I don't know how I'll like DCC once the higher levels kick in, and I don't know if I'll still be liking it as much a year from now or if something will pop up I'm not happy with, but I'm truly enjoying the game we're playing now (and not all due to the system, Mike can take some credit for being a good DM).  I haven't really felt a need to change a rule or disliked any design choice yet which is pretty good coming from me.  If I wasn't picky I'd still be playing AD&D probably.  We've started a DCC campaign now with our regular game group and after playing the kids game and getting a taste of classed characters, I'm really eager to see how this game works with a bunch of cantankerous and clever grown ups.

I'm still going to run my games in Beacon, but I might be willing to run something in DCC if I was filling in for the regular GM or the players already had characters or something.  Or maybe if someone was interested in trying it out - purely to examine comparative mechanics you understand.  Or if I had a good idea for a session...  That's pretty funny because I told Mike back in November that I might consider playing DCC, but I'd never run something with it.


  1. Muuhaahahahahaaahhaha!

    I'm pretty sure I would have exploded if I hadn't got to run this thing.
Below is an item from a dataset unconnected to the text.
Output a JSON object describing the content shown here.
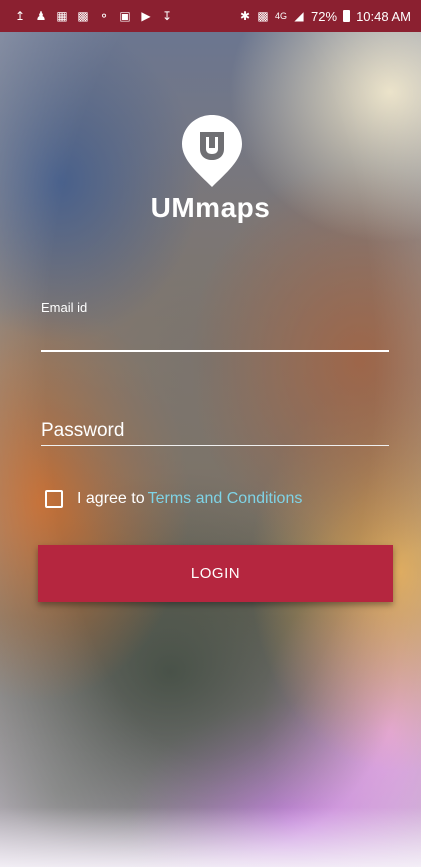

    Seriously though. If I were to design a D20 game I think it would look very much like Beacon (I'd split magic points out from hit points though). To me Beacon represents close to the ultimate rationalization and distillation of all the things I find useful in D20. It makes sense, cuts the crap and is built to run. For me it's got the same vibe as the original Traveller LLBs (which I love).

    I would never have made a game like DCC. I wouldn't even have looked at it if you hadn't mentioned it was down at the comic book shop. But there it was and I bought it because I liked the the guy in the funky striped pants and the Peter Mullen art inside (I can be easily amused). But as I read it I realized the rules (which are actually pretty straight forward) dripped with atmosphere, the charts were stories waiting to be told and the DM's advice was poetry (there shall be no standard monsters...). It had all the best bits from D&D, Warhammer, Rolemaster and even Gamma World and Call of Cthulhu wrapped up with a viking mustache on the front. I was never into the whole "nostalgia" rpg thing, but this thing scratched an itch I didn't know I had.

    So yeah - we'll see where the campaign goes and see if it keeps on delivering. And I'd very much like to have someone else run this thing too. I got a couple of radish farmers just dying to go through a funnel.

  2. Great insight into the funnel. Very, very cool. I'm hoping leveled-play holds up as well.